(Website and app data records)
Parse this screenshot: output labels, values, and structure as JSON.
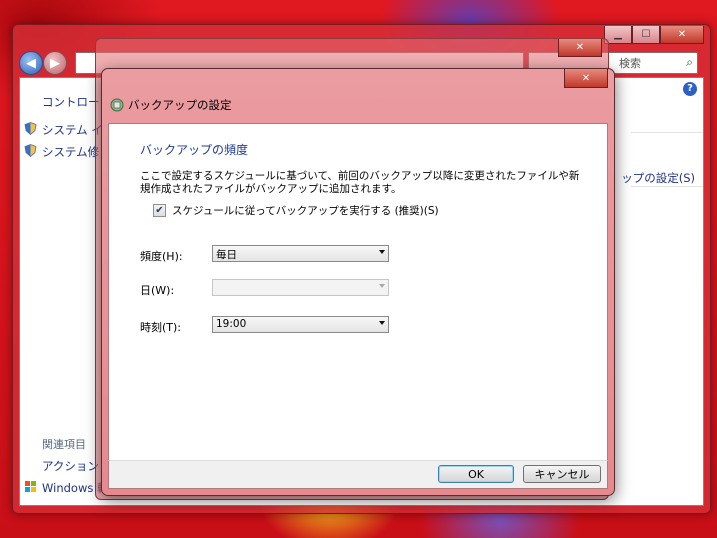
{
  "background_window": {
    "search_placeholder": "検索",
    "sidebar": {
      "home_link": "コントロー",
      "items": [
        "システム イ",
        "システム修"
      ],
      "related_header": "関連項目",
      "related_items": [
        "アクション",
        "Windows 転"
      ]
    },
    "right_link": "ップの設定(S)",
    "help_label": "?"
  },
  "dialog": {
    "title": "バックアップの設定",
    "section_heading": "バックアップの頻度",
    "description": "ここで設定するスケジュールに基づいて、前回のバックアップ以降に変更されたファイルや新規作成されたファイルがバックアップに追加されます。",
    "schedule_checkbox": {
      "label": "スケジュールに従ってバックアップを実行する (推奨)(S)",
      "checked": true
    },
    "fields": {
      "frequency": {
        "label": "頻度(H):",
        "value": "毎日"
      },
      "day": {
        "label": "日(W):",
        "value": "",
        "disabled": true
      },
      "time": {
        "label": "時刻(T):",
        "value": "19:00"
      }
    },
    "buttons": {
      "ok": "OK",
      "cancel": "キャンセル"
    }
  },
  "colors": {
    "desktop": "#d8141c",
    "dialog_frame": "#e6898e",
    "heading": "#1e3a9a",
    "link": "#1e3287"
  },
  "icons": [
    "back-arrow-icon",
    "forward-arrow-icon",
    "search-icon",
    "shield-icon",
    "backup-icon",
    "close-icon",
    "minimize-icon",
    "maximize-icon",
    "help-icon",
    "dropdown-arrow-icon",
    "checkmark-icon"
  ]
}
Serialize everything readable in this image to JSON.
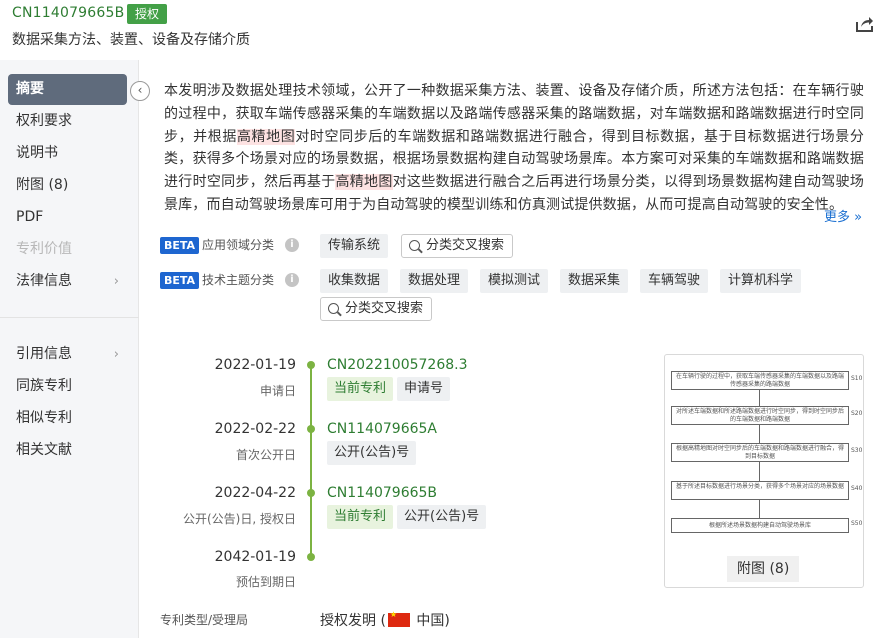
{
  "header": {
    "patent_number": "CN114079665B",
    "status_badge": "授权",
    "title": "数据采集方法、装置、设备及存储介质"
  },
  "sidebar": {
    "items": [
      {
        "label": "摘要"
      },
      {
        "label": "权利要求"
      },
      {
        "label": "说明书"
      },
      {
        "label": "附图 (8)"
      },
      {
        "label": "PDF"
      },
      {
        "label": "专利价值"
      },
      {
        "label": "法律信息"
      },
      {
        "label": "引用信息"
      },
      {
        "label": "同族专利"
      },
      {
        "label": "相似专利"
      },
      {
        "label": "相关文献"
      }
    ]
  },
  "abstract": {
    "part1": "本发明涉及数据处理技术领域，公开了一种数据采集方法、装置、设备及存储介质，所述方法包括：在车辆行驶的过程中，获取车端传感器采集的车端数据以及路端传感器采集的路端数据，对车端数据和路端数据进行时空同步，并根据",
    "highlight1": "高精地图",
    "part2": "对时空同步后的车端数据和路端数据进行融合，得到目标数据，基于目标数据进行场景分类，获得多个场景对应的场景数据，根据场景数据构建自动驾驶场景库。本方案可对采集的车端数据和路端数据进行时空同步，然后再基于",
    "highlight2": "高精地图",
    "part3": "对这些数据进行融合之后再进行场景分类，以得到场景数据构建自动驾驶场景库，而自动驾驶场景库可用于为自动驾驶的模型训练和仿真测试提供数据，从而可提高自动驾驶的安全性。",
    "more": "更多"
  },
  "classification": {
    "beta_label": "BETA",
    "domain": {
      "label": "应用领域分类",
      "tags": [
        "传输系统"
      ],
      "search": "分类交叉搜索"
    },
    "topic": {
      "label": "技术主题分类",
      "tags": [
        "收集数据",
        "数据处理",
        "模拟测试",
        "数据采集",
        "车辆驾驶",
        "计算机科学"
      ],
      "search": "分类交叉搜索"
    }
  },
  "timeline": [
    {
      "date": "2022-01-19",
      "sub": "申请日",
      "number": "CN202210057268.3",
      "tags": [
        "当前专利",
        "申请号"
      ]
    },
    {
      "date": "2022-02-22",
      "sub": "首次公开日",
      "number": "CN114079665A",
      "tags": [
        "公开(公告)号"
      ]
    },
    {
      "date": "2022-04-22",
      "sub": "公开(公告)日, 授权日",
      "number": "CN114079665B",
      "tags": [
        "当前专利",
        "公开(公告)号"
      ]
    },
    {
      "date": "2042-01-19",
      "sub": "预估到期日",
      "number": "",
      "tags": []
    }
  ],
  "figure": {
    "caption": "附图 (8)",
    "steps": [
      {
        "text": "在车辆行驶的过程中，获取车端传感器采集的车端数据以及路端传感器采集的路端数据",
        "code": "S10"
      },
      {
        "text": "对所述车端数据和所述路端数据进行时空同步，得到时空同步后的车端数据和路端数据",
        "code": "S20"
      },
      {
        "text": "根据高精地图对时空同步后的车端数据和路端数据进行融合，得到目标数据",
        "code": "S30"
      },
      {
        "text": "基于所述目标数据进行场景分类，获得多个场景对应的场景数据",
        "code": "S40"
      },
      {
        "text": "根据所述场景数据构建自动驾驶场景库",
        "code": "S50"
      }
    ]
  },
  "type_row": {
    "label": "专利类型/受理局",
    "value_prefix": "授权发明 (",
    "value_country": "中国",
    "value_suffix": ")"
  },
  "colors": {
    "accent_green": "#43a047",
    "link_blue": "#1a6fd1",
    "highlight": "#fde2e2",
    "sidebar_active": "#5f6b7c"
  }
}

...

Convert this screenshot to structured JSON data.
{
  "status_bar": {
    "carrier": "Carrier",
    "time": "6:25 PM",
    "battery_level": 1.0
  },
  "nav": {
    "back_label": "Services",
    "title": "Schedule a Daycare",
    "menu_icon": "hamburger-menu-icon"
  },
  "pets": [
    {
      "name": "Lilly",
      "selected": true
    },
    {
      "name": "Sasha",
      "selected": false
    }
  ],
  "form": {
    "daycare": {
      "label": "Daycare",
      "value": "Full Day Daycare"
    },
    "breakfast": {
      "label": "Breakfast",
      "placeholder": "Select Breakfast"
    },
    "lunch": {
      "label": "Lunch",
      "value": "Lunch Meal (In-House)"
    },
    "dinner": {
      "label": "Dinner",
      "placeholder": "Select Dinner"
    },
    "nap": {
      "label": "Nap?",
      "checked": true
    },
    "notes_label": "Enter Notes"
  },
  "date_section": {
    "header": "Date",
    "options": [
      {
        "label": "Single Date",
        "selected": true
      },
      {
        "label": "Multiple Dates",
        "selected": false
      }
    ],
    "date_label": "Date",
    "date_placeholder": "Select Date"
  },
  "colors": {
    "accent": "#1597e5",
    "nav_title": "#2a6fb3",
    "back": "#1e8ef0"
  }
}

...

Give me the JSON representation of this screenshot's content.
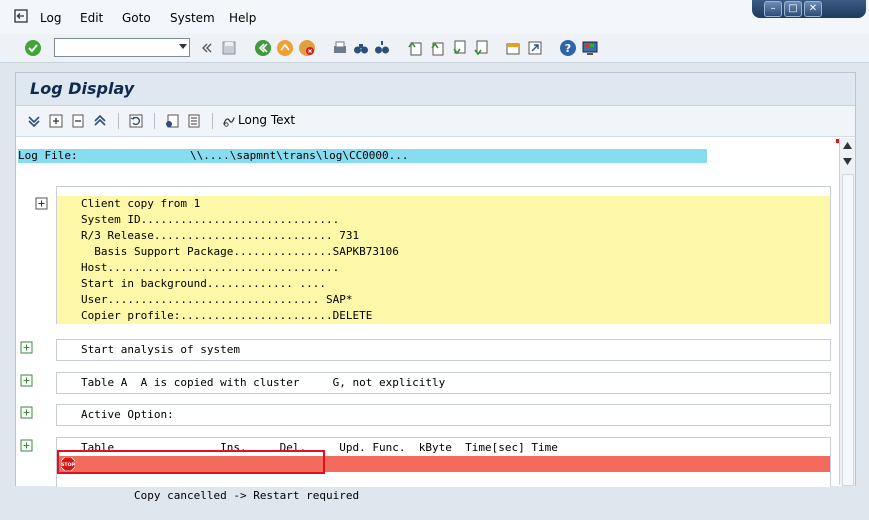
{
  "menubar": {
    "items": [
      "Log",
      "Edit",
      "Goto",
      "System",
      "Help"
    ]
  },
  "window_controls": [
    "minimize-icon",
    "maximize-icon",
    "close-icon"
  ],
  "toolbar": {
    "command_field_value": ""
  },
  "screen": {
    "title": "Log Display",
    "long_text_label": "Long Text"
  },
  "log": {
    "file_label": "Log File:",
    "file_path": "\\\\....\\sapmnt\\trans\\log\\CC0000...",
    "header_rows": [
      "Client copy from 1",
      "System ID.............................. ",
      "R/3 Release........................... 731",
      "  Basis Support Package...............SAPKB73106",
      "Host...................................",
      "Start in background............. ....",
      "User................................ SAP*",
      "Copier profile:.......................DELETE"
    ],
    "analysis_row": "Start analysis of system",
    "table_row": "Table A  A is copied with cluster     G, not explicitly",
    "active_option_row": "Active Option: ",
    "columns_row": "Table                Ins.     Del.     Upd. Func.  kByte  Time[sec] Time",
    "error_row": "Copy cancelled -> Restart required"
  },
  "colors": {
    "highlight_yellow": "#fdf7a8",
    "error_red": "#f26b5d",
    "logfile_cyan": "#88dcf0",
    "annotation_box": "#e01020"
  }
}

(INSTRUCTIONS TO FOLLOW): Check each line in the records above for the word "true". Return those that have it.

(REPLY TO THE EXERCISE):
      "checked": true
        "disabled": true
      "selected": true
      "checked": true
        "selected": true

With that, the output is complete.